## Work task
Go over the data and keep only the lines that include "Critical".

## Data for processing
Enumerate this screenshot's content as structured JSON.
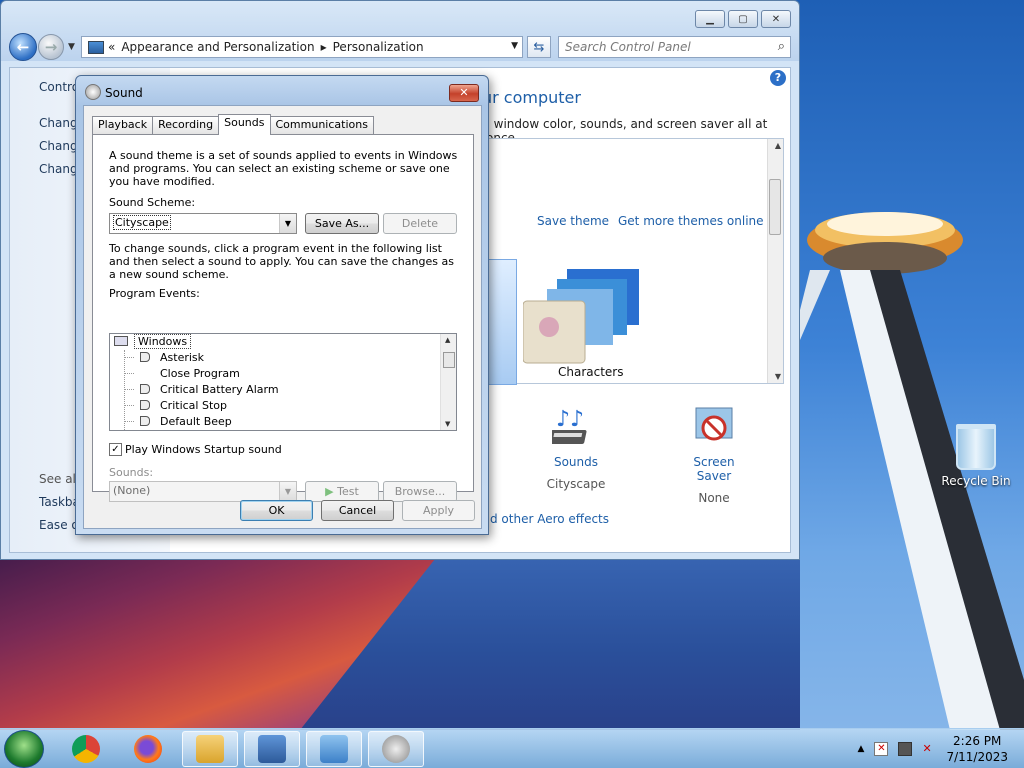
{
  "desktop": {
    "recycle_bin_label": "Recycle Bin"
  },
  "control_panel": {
    "address": {
      "overflow": "«",
      "segments": [
        "Appearance and Personalization",
        "Personalization"
      ]
    },
    "search_placeholder": "Search Control Panel",
    "sidebar": {
      "items": [
        "Control",
        "Change",
        "Change",
        "Change"
      ],
      "see_also": "See also",
      "see_also_items": [
        "Taskba",
        "Ease of"
      ]
    },
    "heading": "ur computer",
    "subheading": ", window color, sounds, and screen saver all at once.",
    "themes": {
      "save_theme": "Save theme",
      "get_more": "Get more themes online",
      "selected_theme_label": "Characters"
    },
    "bottom_items": [
      {
        "title": "Sounds",
        "value": "Cityscape"
      },
      {
        "title": "Screen Saver",
        "value": "None"
      }
    ],
    "aero_link": "d other Aero effects"
  },
  "sound_dialog": {
    "title": "Sound",
    "tabs": [
      "Playback",
      "Recording",
      "Sounds",
      "Communications"
    ],
    "active_tab": "Sounds",
    "intro": "A sound theme is a set of sounds applied to events in Windows and programs.  You can select an existing scheme or save one you have modified.",
    "scheme_label": "Sound Scheme:",
    "scheme_value": "Cityscape",
    "save_as_button": "Save As...",
    "delete_button": "Delete",
    "instructions": "To change sounds, click a program event in the following list and then select a sound to apply.  You can save the changes as a new sound scheme.",
    "events_label": "Program Events:",
    "events": {
      "group": "Windows",
      "items": [
        {
          "label": "Asterisk",
          "has_sound": true
        },
        {
          "label": "Close Program",
          "has_sound": false
        },
        {
          "label": "Critical Battery Alarm",
          "has_sound": true
        },
        {
          "label": "Critical Stop",
          "has_sound": true
        },
        {
          "label": "Default Beep",
          "has_sound": true
        }
      ]
    },
    "startup_checkbox": {
      "label": "Play Windows Startup sound",
      "checked": true
    },
    "sounds_label": "Sounds:",
    "sounds_value": "(None)",
    "test_button": "Test",
    "browse_button": "Browse...",
    "ok_button": "OK",
    "cancel_button": "Cancel",
    "apply_button": "Apply"
  },
  "taskbar": {
    "time": "2:26 PM",
    "date": "7/11/2023",
    "apps": [
      "chrome-icon",
      "firefox-icon",
      "file-explorer-icon",
      "remote-desktop-icon",
      "control-panel-icon",
      "sound-icon"
    ]
  }
}
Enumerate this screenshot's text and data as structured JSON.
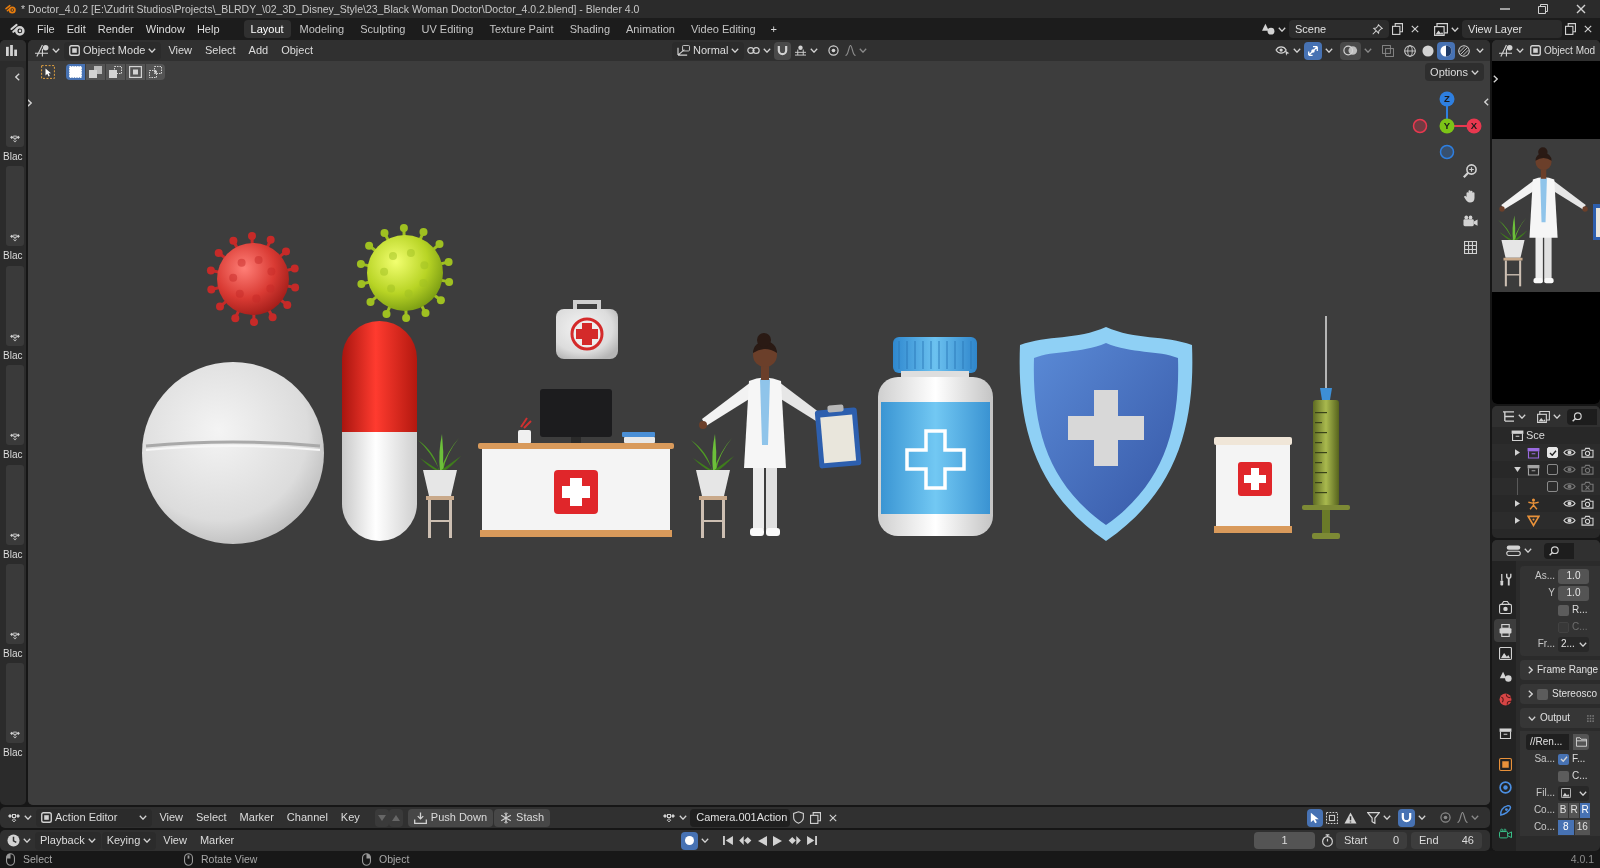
{
  "window": {
    "title": "* Doctor_4.0.2 [E:\\Zudrit Studios\\Projects\\_BLRDY_\\02_3D_Disney_Style\\23_Black Woman Doctor\\Doctor_4.0.2.blend] - Blender 4.0"
  },
  "top_bar": {
    "menus": [
      "File",
      "Edit",
      "Render",
      "Window",
      "Help"
    ],
    "workspaces": [
      {
        "label": "Layout",
        "selected": true
      },
      {
        "label": "Modeling",
        "selected": false
      },
      {
        "label": "Sculpting",
        "selected": false
      },
      {
        "label": "UV Editing",
        "selected": false
      },
      {
        "label": "Texture Paint",
        "selected": false
      },
      {
        "label": "Shading",
        "selected": false
      },
      {
        "label": "Animation",
        "selected": false
      },
      {
        "label": "Video Editing",
        "selected": false
      }
    ],
    "add_workspace": "+",
    "scene": "Scene",
    "view_layer": "View Layer"
  },
  "asset_shelf": {
    "items": [
      {
        "label": "Blac"
      },
      {
        "label": "Blac"
      },
      {
        "label": "Blac"
      },
      {
        "label": "Blac"
      },
      {
        "label": "Blac"
      },
      {
        "label": "Blac"
      },
      {
        "label": "Blac"
      }
    ]
  },
  "viewport": {
    "mode": "Object Mode",
    "menus": [
      "View",
      "Select",
      "Add",
      "Object"
    ],
    "orientation": "Normal",
    "show_gizmos": true,
    "shading": [
      {
        "kind": "wireframe",
        "selected": false
      },
      {
        "kind": "solid",
        "selected": false
      },
      {
        "kind": "material",
        "selected": true
      },
      {
        "kind": "rendered",
        "selected": false
      }
    ],
    "select_modes": [
      {
        "kind": "set",
        "selected": true
      },
      {
        "kind": "extend",
        "selected": false
      },
      {
        "kind": "subtract",
        "selected": false
      },
      {
        "kind": "invert",
        "selected": false
      },
      {
        "kind": "intersect",
        "selected": false
      }
    ],
    "options": "Options",
    "gizmo_axes": [
      {
        "label": "Z",
        "color": "#2e7fe0"
      },
      {
        "label": "Y",
        "color": "#7cc417"
      },
      {
        "label": "X",
        "color": "#e8384f"
      }
    ]
  },
  "camera_view": {
    "mode": "Object Mod"
  },
  "outliner": {
    "root": "Sce",
    "items": [
      {
        "kind": "collection",
        "color": "#9a6ae0",
        "expanded": false,
        "checked": true,
        "renderable": true
      },
      {
        "kind": "collection",
        "color": "#a3a3a3",
        "expanded": true,
        "checked": false,
        "renderable": true,
        "children": [
          {
            "checked": false,
            "renderable": false
          }
        ]
      },
      {
        "kind": "armature",
        "expanded": false,
        "renderable": true
      },
      {
        "kind": "mesh",
        "expanded": false,
        "renderable": true
      }
    ]
  },
  "properties": {
    "tabs": [
      {
        "kind": "tool",
        "selected": false
      },
      {
        "kind": "render",
        "selected": false
      },
      {
        "kind": "output",
        "selected": true
      },
      {
        "kind": "view_layer",
        "selected": false
      },
      {
        "kind": "scene",
        "selected": false
      },
      {
        "kind": "world",
        "selected": false
      },
      {
        "kind": "collection",
        "selected": false
      },
      {
        "kind": "object",
        "selected": false
      },
      {
        "kind": "physics",
        "selected": false
      },
      {
        "kind": "constraints",
        "selected": false
      },
      {
        "kind": "camera_data",
        "selected": false
      }
    ],
    "format": [
      {
        "kind": "number",
        "label": "As...",
        "value": "1.0"
      },
      {
        "kind": "number",
        "label": "Y",
        "value": "1.0"
      },
      {
        "kind": "checkbox",
        "text": "R...",
        "checked": false,
        "disabled": false
      },
      {
        "kind": "checkbox",
        "text": "C...",
        "checked": false,
        "disabled": true
      },
      {
        "kind": "dropdown",
        "label": "Fr...",
        "value": "2..."
      }
    ],
    "panels": [
      {
        "title": "Frame Range",
        "expanded": false
      },
      {
        "title": "Stereosco",
        "expanded": false,
        "checked": false
      },
      {
        "title": "Output",
        "expanded": true,
        "rows": [
          {
            "kind": "path",
            "value": "//Ren..."
          },
          {
            "kind": "checkbox",
            "label": "Sa...",
            "text": "F...",
            "checked": true,
            "disabled": false
          },
          {
            "kind": "checkbox",
            "text": "C...",
            "checked": false,
            "disabled": false
          },
          {
            "kind": "image_dropdown",
            "label": "Fil..."
          },
          {
            "kind": "segmented",
            "label": "Co...",
            "options": [
              {
                "label": "B",
                "selected": false
              },
              {
                "label": "R",
                "selected": false
              },
              {
                "label": "R",
                "selected": true
              }
            ]
          },
          {
            "kind": "segmented",
            "label": "Co...",
            "options": [
              {
                "label": "8",
                "selected": true
              },
              {
                "label": "16",
                "selected": false
              }
            ]
          }
        ]
      }
    ]
  },
  "action_editor": {
    "mode": "Action Editor",
    "menus": [
      "View",
      "Select",
      "Marker",
      "Channel",
      "Key"
    ],
    "push_down": "Push Down",
    "stash": "Stash",
    "action": "Camera.001Action",
    "only_selected": true,
    "show_hidden": false,
    "only_errors": false,
    "snapping": true
  },
  "timeline": {
    "menus": [
      {
        "label": "Playback",
        "dropdown": true
      },
      {
        "label": "Keying",
        "dropdown": true
      },
      {
        "label": "View",
        "dropdown": false
      },
      {
        "label": "Marker",
        "dropdown": false
      }
    ],
    "auto_keying": true,
    "current_frame": "1",
    "start_label": "Start",
    "start": "0",
    "end_label": "End",
    "end": "46"
  },
  "status_bar": {
    "hints": [
      {
        "kind": "left_click",
        "text": "Select"
      },
      {
        "kind": "middle_click",
        "text": "Rotate View"
      },
      {
        "kind": "right_click",
        "text": "Object"
      }
    ],
    "version": "4.0.1"
  }
}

## Answer to the problem
          "label": "Critical Battery Alarm",
          "label": "Critical Stop",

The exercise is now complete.